The trek down to the lower camp was pretty uneventful and an early night was had by all.
On the last day we started with a tipping ceremony for the porters and guides which involved lots of singing and dancing. The hike down the mountain was brilliant. The lower we got the more luscious the vegetation got. The rainforest came back and I saw two different types of monkeys, the perfect finishing touch to an unbelievable week!
All in all this was an adventure of a lifetime. I had an incredibly tough summit night but the feeling of getting to the summit despite the elements just makes the achievement more special. The last night at the lodge we had a huge BBQ and sat around a campfire wearing our medals! I am now considering ideas for my next challenge. Probably not hiking or climbing but something totally different. This challenge really made me realise how much you can fit into a week and I am definitely going to use my annual leave more wisely from now on.
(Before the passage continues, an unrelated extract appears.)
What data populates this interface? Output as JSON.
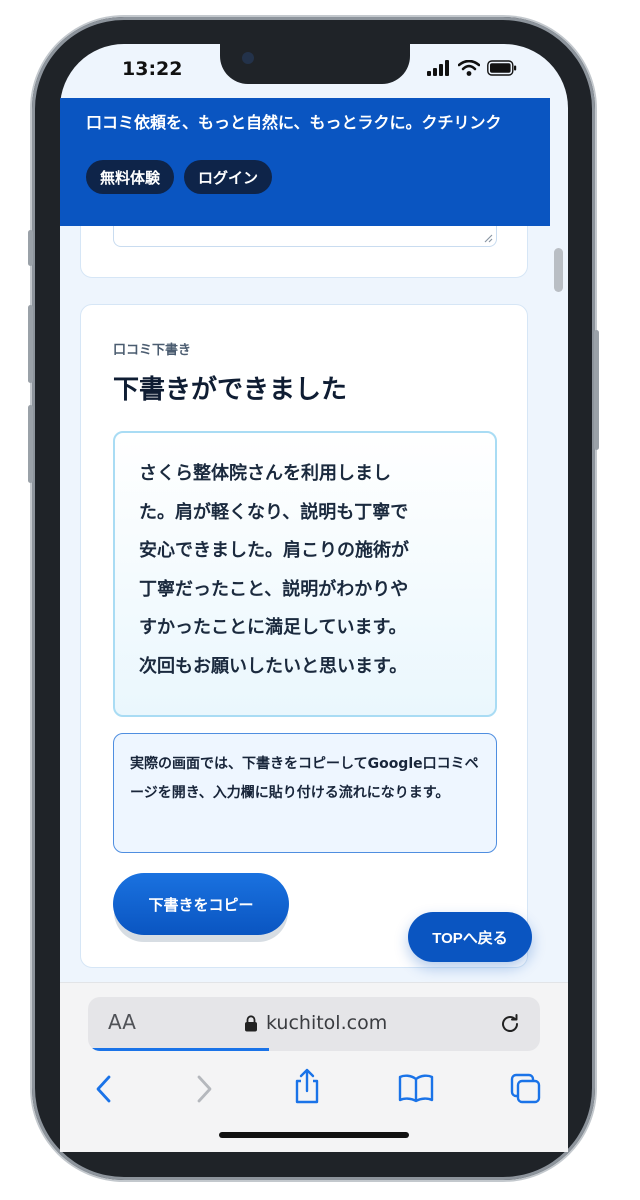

If you're thinking of climbing Mount Kilimanjaro too, head over to the Action Challenge website and sign-up to one of their opening evenings. I did no specialist training for this trip other than hiking and circuit training and I completely believe that with the right mindset you can make it to the summit too.